WORK ITEM
Print every line below exactly. Skip the pictures.

DATA PROVIDED

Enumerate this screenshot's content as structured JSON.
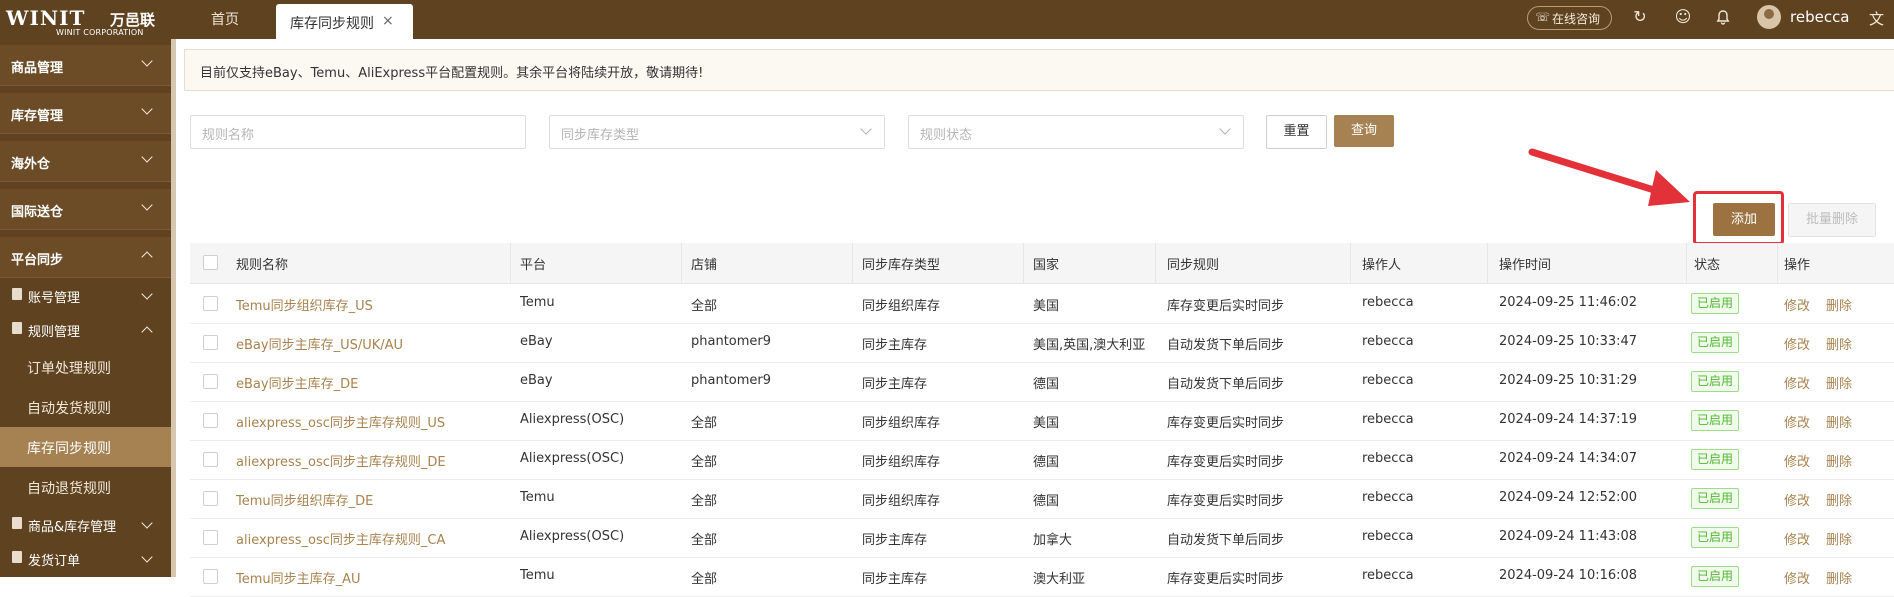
{
  "topbar": {
    "logo_main": "WINIT",
    "logo_cn": "万邑联",
    "logo_sub": "WINIT CORPORATION",
    "tabs": [
      {
        "label": "首页"
      },
      {
        "label": "库存同步规则",
        "active": true
      }
    ],
    "close_glyph": "×",
    "consult_label": "在线咨询",
    "username": "rebecca",
    "icons": [
      "refresh-icon",
      "feedback-icon",
      "bell-icon",
      "translate-icon"
    ]
  },
  "sidebar": {
    "groups": [
      {
        "label": "商品管理"
      },
      {
        "label": "库存管理"
      },
      {
        "label": "海外仓"
      },
      {
        "label": "国际送仓"
      },
      {
        "label": "平台同步",
        "expanded": true
      }
    ],
    "subgroups": [
      {
        "label": "账号管理"
      },
      {
        "label": "规则管理",
        "expanded": true
      },
      {
        "label": "商品&库存管理"
      },
      {
        "label": "发货订单"
      }
    ],
    "leaves": [
      {
        "label": "订单处理规则"
      },
      {
        "label": "自动发货规则"
      },
      {
        "label": "库存同步规则",
        "active": true
      },
      {
        "label": "自动退货规则"
      }
    ]
  },
  "notice": "目前仅支持eBay、Temu、AliExpress平台配置规则。其余平台将陆续开放，敬请期待!",
  "filters": {
    "rule_name_placeholder": "规则名称",
    "sync_type_placeholder": "同步库存类型",
    "rule_status_placeholder": "规则状态",
    "reset_label": "重置",
    "query_label": "查询"
  },
  "actions": {
    "add_label": "添加",
    "batch_delete_label": "批量删除"
  },
  "table": {
    "headers": [
      "规则名称",
      "平台",
      "店铺",
      "同步库存类型",
      "国家",
      "同步规则",
      "操作人",
      "操作时间",
      "状态",
      "操作"
    ],
    "edit_label": "修改",
    "delete_label": "删除",
    "rows": [
      {
        "name": "Temu同步组织库存_US",
        "platform": "Temu",
        "store": "全部",
        "type": "同步组织库存",
        "country": "美国",
        "rule": "库存变更后实时同步",
        "operator": "rebecca",
        "time": "2024-09-25 11:46:02",
        "status": "已启用"
      },
      {
        "name": "eBay同步主库存_US/UK/AU",
        "platform": "eBay",
        "store": "phantomer9",
        "type": "同步主库存",
        "country": "美国,英国,澳大利亚",
        "rule": "自动发货下单后同步",
        "operator": "rebecca",
        "time": "2024-09-25 10:33:47",
        "status": "已启用"
      },
      {
        "name": "eBay同步主库存_DE",
        "platform": "eBay",
        "store": "phantomer9",
        "type": "同步主库存",
        "country": "德国",
        "rule": "自动发货下单后同步",
        "operator": "rebecca",
        "time": "2024-09-25 10:31:29",
        "status": "已启用"
      },
      {
        "name": "aliexpress_osc同步主库存规则_US",
        "platform": "Aliexpress(OSC)",
        "store": "全部",
        "type": "同步组织库存",
        "country": "美国",
        "rule": "库存变更后实时同步",
        "operator": "rebecca",
        "time": "2024-09-24 14:37:19",
        "status": "已启用"
      },
      {
        "name": "aliexpress_osc同步主库存规则_DE",
        "platform": "Aliexpress(OSC)",
        "store": "全部",
        "type": "同步组织库存",
        "country": "德国",
        "rule": "库存变更后实时同步",
        "operator": "rebecca",
        "time": "2024-09-24 14:34:07",
        "status": "已启用"
      },
      {
        "name": "Temu同步组织库存_DE",
        "platform": "Temu",
        "store": "全部",
        "type": "同步组织库存",
        "country": "德国",
        "rule": "库存变更后实时同步",
        "operator": "rebecca",
        "time": "2024-09-24 12:52:00",
        "status": "已启用"
      },
      {
        "name": "aliexpress_osc同步主库存规则_CA",
        "platform": "Aliexpress(OSC)",
        "store": "全部",
        "type": "同步主库存",
        "country": "加拿大",
        "rule": "自动发货下单后同步",
        "operator": "rebecca",
        "time": "2024-09-24 11:43:08",
        "status": "已启用"
      },
      {
        "name": "Temu同步主库存_AU",
        "platform": "Temu",
        "store": "全部",
        "type": "同步主库存",
        "country": "澳大利亚",
        "rule": "库存变更后实时同步",
        "operator": "rebecca",
        "time": "2024-09-24 10:16:08",
        "status": "已启用"
      }
    ]
  },
  "colors": {
    "brand_dark": "#5f4321",
    "brand": "#a68152",
    "link": "#a8834f",
    "highlight": "#e3313a",
    "status_green": "#52b733"
  }
}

RESPONSE AREA
Enumerate this screenshot's content as structured JSON.
{
  "topbar": {
    "logo_main": "WINIT",
    "logo_cn": "万邑联",
    "logo_sub": "WINIT CORPORATION",
    "tabs": [
      {
        "label": "首页"
      },
      {
        "label": "库存同步规则",
        "active": true
      }
    ],
    "close_glyph": "×",
    "consult_label": "在线咨询",
    "username": "rebecca",
    "icons": [
      "refresh-icon",
      "feedback-icon",
      "bell-icon",
      "translate-icon"
    ]
  },
  "sidebar": {
    "groups": [
      {
        "label": "商品管理"
      },
      {
        "label": "库存管理"
      },
      {
        "label": "海外仓"
      },
      {
        "label": "国际送仓"
      },
      {
        "label": "平台同步",
        "expanded": true
      }
    ],
    "subgroups": [
      {
        "label": "账号管理"
      },
      {
        "label": "规则管理",
        "expanded": true
      },
      {
        "label": "商品&库存管理"
      },
      {
        "label": "发货订单"
      }
    ],
    "leaves": [
      {
        "label": "订单处理规则"
      },
      {
        "label": "自动发货规则"
      },
      {
        "label": "库存同步规则",
        "active": true
      },
      {
        "label": "自动退货规则"
      }
    ]
  },
  "notice": "目前仅支持eBay、Temu、AliExpress平台配置规则。其余平台将陆续开放，敬请期待!",
  "filters": {
    "rule_name_placeholder": "规则名称",
    "sync_type_placeholder": "同步库存类型",
    "rule_status_placeholder": "规则状态",
    "reset_label": "重置",
    "query_label": "查询"
  },
  "actions": {
    "add_label": "添加",
    "batch_delete_label": "批量删除"
  },
  "table": {
    "headers": [
      "规则名称",
      "平台",
      "店铺",
      "同步库存类型",
      "国家",
      "同步规则",
      "操作人",
      "操作时间",
      "状态",
      "操作"
    ],
    "edit_label": "修改",
    "delete_label": "删除",
    "rows": [
      {
        "name": "Temu同步组织库存_US",
        "platform": "Temu",
        "store": "全部",
        "type": "同步组织库存",
        "country": "美国",
        "rule": "库存变更后实时同步",
        "operator": "rebecca",
        "time": "2024-09-25 11:46:02",
        "status": "已启用"
      },
      {
        "name": "eBay同步主库存_US/UK/AU",
        "platform": "eBay",
        "store": "phantomer9",
        "type": "同步主库存",
        "country": "美国,英国,澳大利亚",
        "rule": "自动发货下单后同步",
        "operator": "rebecca",
        "time": "2024-09-25 10:33:47",
        "status": "已启用"
      },
      {
        "name": "eBay同步主库存_DE",
        "platform": "eBay",
        "store": "phantomer9",
        "type": "同步主库存",
        "country": "德国",
        "rule": "自动发货下单后同步",
        "operator": "rebecca",
        "time": "2024-09-25 10:31:29",
        "status": "已启用"
      },
      {
        "name": "aliexpress_osc同步主库存规则_US",
        "platform": "Aliexpress(OSC)",
        "store": "全部",
        "type": "同步组织库存",
        "country": "美国",
        "rule": "库存变更后实时同步",
        "operator": "rebecca",
        "time": "2024-09-24 14:37:19",
        "status": "已启用"
      },
      {
        "name": "aliexpress_osc同步主库存规则_DE",
        "platform": "Aliexpress(OSC)",
        "store": "全部",
        "type": "同步组织库存",
        "country": "德国",
        "rule": "库存变更后实时同步",
        "operator": "rebecca",
        "time": "2024-09-24 14:34:07",
        "status": "已启用"
      },
      {
        "name": "Temu同步组织库存_DE",
        "platform": "Temu",
        "store": "全部",
        "type": "同步组织库存",
        "country": "德国",
        "rule": "库存变更后实时同步",
        "operator": "rebecca",
        "time": "2024-09-24 12:52:00",
        "status": "已启用"
      },
      {
        "name": "aliexpress_osc同步主库存规则_CA",
        "platform": "Aliexpress(OSC)",
        "store": "全部",
        "type": "同步主库存",
        "country": "加拿大",
        "rule": "自动发货下单后同步",
        "operator": "rebecca",
        "time": "2024-09-24 11:43:08",
        "status": "已启用"
      },
      {
        "name": "Temu同步主库存_AU",
        "platform": "Temu",
        "store": "全部",
        "type": "同步主库存",
        "country": "澳大利亚",
        "rule": "库存变更后实时同步",
        "operator": "rebecca",
        "time": "2024-09-24 10:16:08",
        "status": "已启用"
      }
    ]
  },
  "colors": {
    "brand_dark": "#5f4321",
    "brand": "#a68152",
    "link": "#a8834f",
    "highlight": "#e3313a",
    "status_green": "#52b733"
  }
}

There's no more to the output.